A critical part of mental health support is figuring out how to help parents deal with their kids’ fears while also regulating their own. “Parents need to be able to regulate themselves so they can help regulate their children,” says the program manager.
Addressing the Long-Term Physical Needs
Image source: IRUSA on Twitter
More than 2.5 million people are displaced in Turkey and Syria.
Two major long-term projects IRUSA is working on are housing and livelihood programs, says Br. Sharif. “People need a dignified home to have stability.” Because the government in Turkey is different than in Syria and because Syria has been long-ravaged by civil war, the challenges for these projects will be different. “In Syria NGO structures will be doing a big part of rebuilding homes. In Turkey, some elements will be NGO-led and others will be Turkish-government led.”
There will also be a concerted effort to rebuild the local economy and infrastructures to help boost the livelihoods of people, “because what are these people going to do? What about schools? Where will teachers work? There has to be a concerted effort to rebuild the local economy, and NGOs play a part in that,” says Br. Sharif.
The organization will initially be focusing on cash assistance for affected families through July and then on livelihood activities in areas like agriculture and livestock as well as support to smal and medium enterprises (SMEs).
IRUSA has been active in Gaziantep and Kahramanmaras as well as Kilis, Asekale, Osmaniye and Sanilurfa. Thus far, Islamic Relief, as a whole, has distributed food packages to more than 37,000 households and more than 174,000 people. These food packages consist of rice, bulgur, sugar, olive oil and tomato paste as well as ready-to-eat food items like water, cakes, juice and dates. These were largely provided in the immediate aftermath along with blankets, food vouchers and hygiene kits, says the IRUSA program manager.
“Our teams have been working tirelessly,” she says. “I don’t think they’ve stopped. We’ve had reports of staff sleeping in cars in the initial response.”
As things have started to calm down from the frenzy of the initial response, IRUSA staff on the ground are looking into housing and water solutions as well as livelihood intervention. They (along with other NGOs) are working with AFAD, the Disaster and Emergency Management Authority, in Turkey, to conduct assessments for what the needs are as they move past initial disaster relief work into longer-term projects.
Melanie visiting with children in Turkey in the aftermath of the earthquakes; image source: Imam Khalid Latif.
“Long after the cameras have left and the international media moves on to the next story, the overwhelming need to help the people of Turkiye and Syria will still exist,” says HH’s CEO Melanie Elturk, who traveled with an IRUSA team to Turkey in the immediate aftermath to raise awareness and donations.

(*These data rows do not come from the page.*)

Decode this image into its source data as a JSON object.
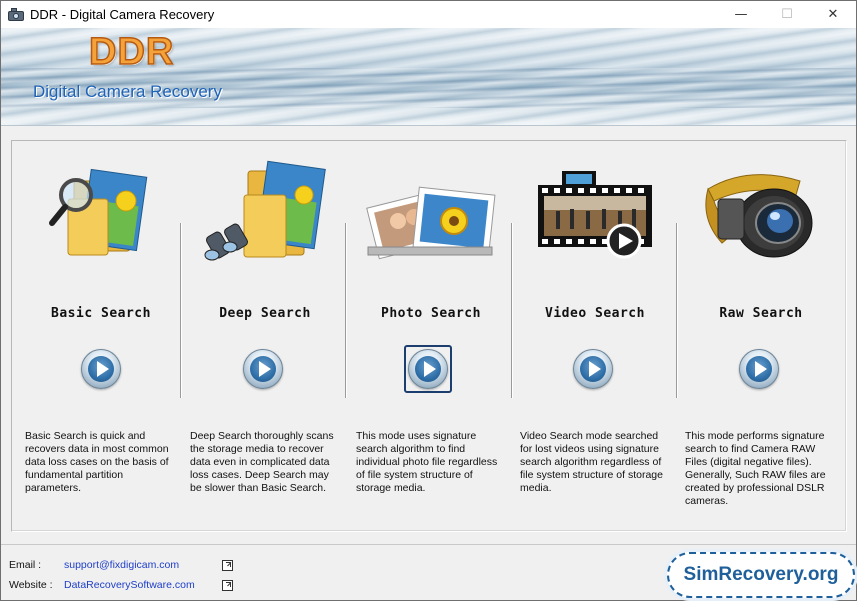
{
  "window": {
    "title": "DDR - Digital Camera Recovery",
    "controls": {
      "minimize": "—",
      "maximize": "☐",
      "close": "✕"
    }
  },
  "banner": {
    "logo": "DDR",
    "tagline": "Digital Camera Recovery"
  },
  "modes": [
    {
      "title": "Basic Search",
      "icon": "folder-magnifier-icon",
      "description": "Basic Search is quick and recovers data in most common data loss cases on the basis of fundamental partition parameters."
    },
    {
      "title": "Deep Search",
      "icon": "folder-binoculars-icon",
      "description": "Deep Search thoroughly scans the storage media to recover data even in complicated data loss cases. Deep Search may be slower than Basic Search."
    },
    {
      "title": "Photo Search",
      "icon": "photos-stack-icon",
      "description": "This mode uses signature search algorithm to find individual photo file regardless of file system structure of storage media."
    },
    {
      "title": "Video Search",
      "icon": "film-strip-icon",
      "description": "Video Search mode searched for lost videos using signature search algorithm regardless of file system structure of storage media."
    },
    {
      "title": "Raw Search",
      "icon": "camera-lens-film-icon",
      "description": "This mode performs signature search to find Camera RAW Files (digital negative files). Generally, Such RAW files are created by professional DSLR cameras."
    }
  ],
  "selected_mode": "Photo Search",
  "footer": {
    "email_label": "Email :",
    "email_value": "support@fixdigicam.com",
    "website_label": "Website :",
    "website_value": "DataRecoverySoftware.com",
    "badge": "SimRecovery.org"
  },
  "colors": {
    "logo_orange": "#f6a23a",
    "tagline_blue": "#1f63b7",
    "link_blue": "#1e3ec8",
    "badge_blue": "#1f5f9a"
  }
}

“And sadly, the donations to help rebuild will slow down significantly. It's important to remember this earthquake hit an already devastated and war-torn area of the world so the need is even more critical than we can imagine. I'll never forget meeting kids who thought the earthquake was just a routine air strike they've become accustomed to. It's hard to imagine what they've endured but one thing is for sure – they need our help."
As we settle into the second 10 days of Ramadan, we urge you to remember the people of Turkey and Syria in your du’as, and we ask for your donations

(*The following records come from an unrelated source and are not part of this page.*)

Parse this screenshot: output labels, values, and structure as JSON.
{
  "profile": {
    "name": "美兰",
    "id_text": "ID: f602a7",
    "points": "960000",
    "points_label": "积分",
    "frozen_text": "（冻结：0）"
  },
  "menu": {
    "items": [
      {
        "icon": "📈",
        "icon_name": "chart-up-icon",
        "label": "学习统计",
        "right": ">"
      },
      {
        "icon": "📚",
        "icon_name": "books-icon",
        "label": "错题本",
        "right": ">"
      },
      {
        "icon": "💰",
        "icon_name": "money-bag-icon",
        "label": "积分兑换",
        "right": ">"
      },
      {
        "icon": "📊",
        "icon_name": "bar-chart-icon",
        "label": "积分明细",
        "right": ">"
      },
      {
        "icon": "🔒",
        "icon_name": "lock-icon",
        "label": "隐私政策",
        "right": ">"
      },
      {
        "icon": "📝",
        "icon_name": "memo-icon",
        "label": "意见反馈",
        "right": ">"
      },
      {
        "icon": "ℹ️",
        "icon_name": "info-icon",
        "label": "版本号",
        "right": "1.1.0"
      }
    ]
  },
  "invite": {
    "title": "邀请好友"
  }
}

to help with these longer-term relief efforts. Near the end of the month, we’ll look at some of the behind-the-scenes immense intricacies and responsibilities of how IRUSA does this work, the success of which depends in large part on continued donations

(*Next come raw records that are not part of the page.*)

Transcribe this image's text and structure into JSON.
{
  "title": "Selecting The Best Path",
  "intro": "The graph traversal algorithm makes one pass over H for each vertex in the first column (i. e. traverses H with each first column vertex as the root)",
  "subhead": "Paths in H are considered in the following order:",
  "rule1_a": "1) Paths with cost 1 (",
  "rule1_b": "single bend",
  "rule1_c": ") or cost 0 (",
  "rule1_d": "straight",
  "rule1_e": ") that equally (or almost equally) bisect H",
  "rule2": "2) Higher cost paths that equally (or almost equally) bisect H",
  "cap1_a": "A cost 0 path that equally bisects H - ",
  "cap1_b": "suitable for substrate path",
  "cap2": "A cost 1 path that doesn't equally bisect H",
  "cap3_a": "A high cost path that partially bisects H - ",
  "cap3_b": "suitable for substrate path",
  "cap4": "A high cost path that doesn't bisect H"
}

from our communities.
Let’s not forget the losses endured by the earthquake survivors in Turkey and Syria this Ramadan. They need our support now more than ever.